Cap: the principal caps in use as charges, parts of crests, or accessories to coats of arms, are the following:
The Lord Mayor's cap usually placed over the insignia of the city of London, or arms of a lord mayor, is thus represented. It is worn by the sword-bearer, and is of brown fur.
Quarterly, azure and or four caps counterchanged--DROKENSFORD.
The family of CAPPER bear caps, like the figure annexed.
Argent, three caps sable bended or--CAPPER, Cheshire.
A Cardinal's cap or hat is always red, and has tassels pendent from its labels in five rows, instituted by Innocent IV., at the Council of Lyons, 1245. The continental archbishops and bishops(especially those of France) bear green hats of the same form over their mitres, the former with five rows of tassels, and the latter with four. A black caps of the same shape, with three rows of tassels, belongs to abbats. Prothonotaries use a similar hat with two rows of tassels. A black hat or cap, with one tassel on each side, belongs to all other clergymen.
Cap of Dignity or maintenance, called also Chapeau, is a cap generally of red velvet turned up with ermine, formerly peculiar to dukes(whence it is sometimes called a duciper), but now often used to place crests upon instead of a wreath.
Argent, three chapeaus sable(or cap of maintenance)--HALWORTH.
The cap of maintenance occurs as a charge in the insignia of the city of GLOUCESTER, and on the seals of Towns of WALLINGFORD and STAINES.

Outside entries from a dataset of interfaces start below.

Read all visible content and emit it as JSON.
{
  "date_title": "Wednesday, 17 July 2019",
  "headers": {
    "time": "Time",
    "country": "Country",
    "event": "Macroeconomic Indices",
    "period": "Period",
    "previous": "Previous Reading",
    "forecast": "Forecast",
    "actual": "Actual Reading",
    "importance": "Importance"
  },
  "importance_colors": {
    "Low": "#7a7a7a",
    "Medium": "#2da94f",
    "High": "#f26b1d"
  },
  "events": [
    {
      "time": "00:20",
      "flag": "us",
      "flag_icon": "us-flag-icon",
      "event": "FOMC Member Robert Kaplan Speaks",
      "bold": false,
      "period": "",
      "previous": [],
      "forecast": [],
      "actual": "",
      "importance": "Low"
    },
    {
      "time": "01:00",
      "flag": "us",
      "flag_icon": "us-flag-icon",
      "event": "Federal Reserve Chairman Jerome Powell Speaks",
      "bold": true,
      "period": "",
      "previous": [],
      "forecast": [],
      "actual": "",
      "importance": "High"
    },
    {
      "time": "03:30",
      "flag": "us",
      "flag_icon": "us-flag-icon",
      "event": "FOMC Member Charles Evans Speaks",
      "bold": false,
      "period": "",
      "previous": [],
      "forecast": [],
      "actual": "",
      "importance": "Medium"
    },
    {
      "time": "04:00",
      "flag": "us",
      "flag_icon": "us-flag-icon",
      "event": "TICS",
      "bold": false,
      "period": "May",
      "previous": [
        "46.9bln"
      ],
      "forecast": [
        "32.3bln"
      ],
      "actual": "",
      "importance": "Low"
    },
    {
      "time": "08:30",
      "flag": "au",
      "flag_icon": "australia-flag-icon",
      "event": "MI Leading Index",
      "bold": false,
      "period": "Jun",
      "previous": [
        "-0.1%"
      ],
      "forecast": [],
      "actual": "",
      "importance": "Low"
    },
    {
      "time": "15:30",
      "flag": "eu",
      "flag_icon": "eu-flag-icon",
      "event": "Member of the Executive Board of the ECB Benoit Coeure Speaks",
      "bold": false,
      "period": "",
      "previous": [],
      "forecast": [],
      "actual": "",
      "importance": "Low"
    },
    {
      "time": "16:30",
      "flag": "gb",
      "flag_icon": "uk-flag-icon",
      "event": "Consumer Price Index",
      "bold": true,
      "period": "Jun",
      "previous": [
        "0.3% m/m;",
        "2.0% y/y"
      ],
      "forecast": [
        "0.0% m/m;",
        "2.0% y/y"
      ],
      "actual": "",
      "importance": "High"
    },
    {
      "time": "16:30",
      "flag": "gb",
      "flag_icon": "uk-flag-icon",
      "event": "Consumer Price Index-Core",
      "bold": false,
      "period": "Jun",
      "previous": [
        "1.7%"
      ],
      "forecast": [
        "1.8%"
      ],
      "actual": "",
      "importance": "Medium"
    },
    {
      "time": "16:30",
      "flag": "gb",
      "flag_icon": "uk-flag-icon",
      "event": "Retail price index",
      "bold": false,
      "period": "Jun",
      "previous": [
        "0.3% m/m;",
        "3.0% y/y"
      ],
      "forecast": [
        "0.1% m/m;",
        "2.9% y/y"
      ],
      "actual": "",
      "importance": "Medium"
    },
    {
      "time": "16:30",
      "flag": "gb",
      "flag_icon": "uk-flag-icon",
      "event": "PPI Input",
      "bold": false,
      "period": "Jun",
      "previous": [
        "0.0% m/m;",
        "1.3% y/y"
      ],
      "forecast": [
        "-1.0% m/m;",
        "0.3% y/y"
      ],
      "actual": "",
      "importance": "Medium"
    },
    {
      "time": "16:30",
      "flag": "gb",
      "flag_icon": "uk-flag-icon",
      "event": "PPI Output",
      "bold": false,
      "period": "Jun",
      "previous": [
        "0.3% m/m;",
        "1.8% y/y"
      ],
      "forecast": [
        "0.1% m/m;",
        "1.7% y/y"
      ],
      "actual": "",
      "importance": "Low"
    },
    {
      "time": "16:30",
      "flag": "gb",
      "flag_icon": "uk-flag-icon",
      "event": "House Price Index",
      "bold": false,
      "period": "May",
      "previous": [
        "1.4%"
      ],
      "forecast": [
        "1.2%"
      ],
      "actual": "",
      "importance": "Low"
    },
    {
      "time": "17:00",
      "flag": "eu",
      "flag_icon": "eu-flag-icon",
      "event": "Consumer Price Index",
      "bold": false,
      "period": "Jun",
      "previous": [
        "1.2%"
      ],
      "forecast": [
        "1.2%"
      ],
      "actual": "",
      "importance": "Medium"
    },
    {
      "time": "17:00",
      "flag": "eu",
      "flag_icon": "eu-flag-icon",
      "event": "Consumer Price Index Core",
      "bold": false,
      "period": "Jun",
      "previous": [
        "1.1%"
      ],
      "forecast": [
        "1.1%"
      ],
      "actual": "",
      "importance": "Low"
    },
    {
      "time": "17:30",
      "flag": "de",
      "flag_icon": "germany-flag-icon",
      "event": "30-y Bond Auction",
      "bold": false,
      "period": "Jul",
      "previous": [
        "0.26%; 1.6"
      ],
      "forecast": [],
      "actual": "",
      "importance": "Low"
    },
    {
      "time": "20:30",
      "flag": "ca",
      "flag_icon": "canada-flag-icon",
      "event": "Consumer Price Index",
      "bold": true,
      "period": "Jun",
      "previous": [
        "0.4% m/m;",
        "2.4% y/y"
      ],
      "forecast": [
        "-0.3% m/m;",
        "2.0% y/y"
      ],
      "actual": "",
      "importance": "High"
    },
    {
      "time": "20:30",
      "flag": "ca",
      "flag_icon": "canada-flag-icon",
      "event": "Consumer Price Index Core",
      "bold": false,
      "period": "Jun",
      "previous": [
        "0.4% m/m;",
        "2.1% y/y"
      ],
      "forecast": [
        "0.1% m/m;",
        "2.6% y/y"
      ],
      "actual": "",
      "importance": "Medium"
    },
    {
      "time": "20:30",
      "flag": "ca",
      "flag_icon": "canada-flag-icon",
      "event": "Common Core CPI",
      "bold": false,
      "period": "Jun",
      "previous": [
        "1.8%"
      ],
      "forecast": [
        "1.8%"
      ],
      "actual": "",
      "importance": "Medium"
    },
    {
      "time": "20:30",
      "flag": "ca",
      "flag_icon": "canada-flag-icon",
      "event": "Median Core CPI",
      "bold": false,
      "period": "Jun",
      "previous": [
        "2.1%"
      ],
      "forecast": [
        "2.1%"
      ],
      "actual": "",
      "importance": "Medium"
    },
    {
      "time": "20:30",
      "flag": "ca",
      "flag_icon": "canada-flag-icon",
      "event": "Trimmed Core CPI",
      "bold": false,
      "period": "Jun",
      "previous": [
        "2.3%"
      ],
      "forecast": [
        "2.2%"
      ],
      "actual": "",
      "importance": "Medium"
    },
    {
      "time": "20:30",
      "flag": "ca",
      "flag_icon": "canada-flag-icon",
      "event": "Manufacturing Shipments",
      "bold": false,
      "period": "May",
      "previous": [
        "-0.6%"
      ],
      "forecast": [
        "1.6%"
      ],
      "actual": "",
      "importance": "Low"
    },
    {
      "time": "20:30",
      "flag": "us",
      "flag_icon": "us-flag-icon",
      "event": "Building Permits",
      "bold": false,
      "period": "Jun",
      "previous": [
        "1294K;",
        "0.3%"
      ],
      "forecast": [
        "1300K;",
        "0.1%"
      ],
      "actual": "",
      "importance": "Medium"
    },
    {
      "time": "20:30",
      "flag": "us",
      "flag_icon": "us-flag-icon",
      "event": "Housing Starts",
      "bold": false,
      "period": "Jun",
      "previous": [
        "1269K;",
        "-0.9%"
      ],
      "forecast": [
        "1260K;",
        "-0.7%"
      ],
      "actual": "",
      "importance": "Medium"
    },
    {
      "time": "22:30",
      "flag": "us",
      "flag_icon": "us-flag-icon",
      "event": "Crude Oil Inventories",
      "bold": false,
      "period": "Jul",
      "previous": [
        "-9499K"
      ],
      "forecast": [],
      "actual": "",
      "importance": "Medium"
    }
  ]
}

Quarterly ermine and azure, a chapeau gules turned up of the first between two greyhounds courant in pale or--COPE, Osbaston, Leicester.
Argent, a chapeau azure[elsewhere a steel cap proper], with a plume of ostrich feathers in front gules--John KINGESTON, 1390.
The doctor's cap in the arms of SUGAR refers probably to the University degree.
Sable, three sugar-loaves argent, in chief a doctor's cap proper--SUGAR, Somerset.
The long Cap, of a peculiar shape, which occurs in the crests of WALPOLE and BRYDGES, is shewn in the margin, and a cap somewhat similar is termed an Albanian bonnet, probably that worn by the peasantry.
Azure, trois bonnets Albanois d'or--VAUX, France.
The Infula is used in one case in the sense of a cap.
Argent, an infula embowed at the end gules, turned up in form of a hat, and engrailed with a button and tassel at the top or--BRUNT.
Caps of Steel: of these there are various kinds, and they cannot properly be included under the term helmet. The first in the Basinet(fr.), or Basnet, properly a plain circular helmet resembling a basin, though sometimes they are drawn(improperly) like squires' helmets. The Burgonet is a steel cap, worn chiefly by foot-soldiers, and of the shape shewn in the margin.
There is also the Morion(fr. chapeau de fer), which was worn by foot-soldiers, and is usually of the plain shape annexed, but it may be ornamented. In many ancient examples the points of these morions are turned to the dexter.
A somewhat different morion is given on the crest of CECIL, Marquis of Salisbury.
Argent, a chevron gules between three basnets proper--BASNET.
Argent, a fesse azure between three burgonettes[elsewhere morions] of the second garnished and nailed or--EVINGTON, Enfield, 1614.
Argent, a chevron gules between three morions proper--BRUDENEL, Earl of Cardigan.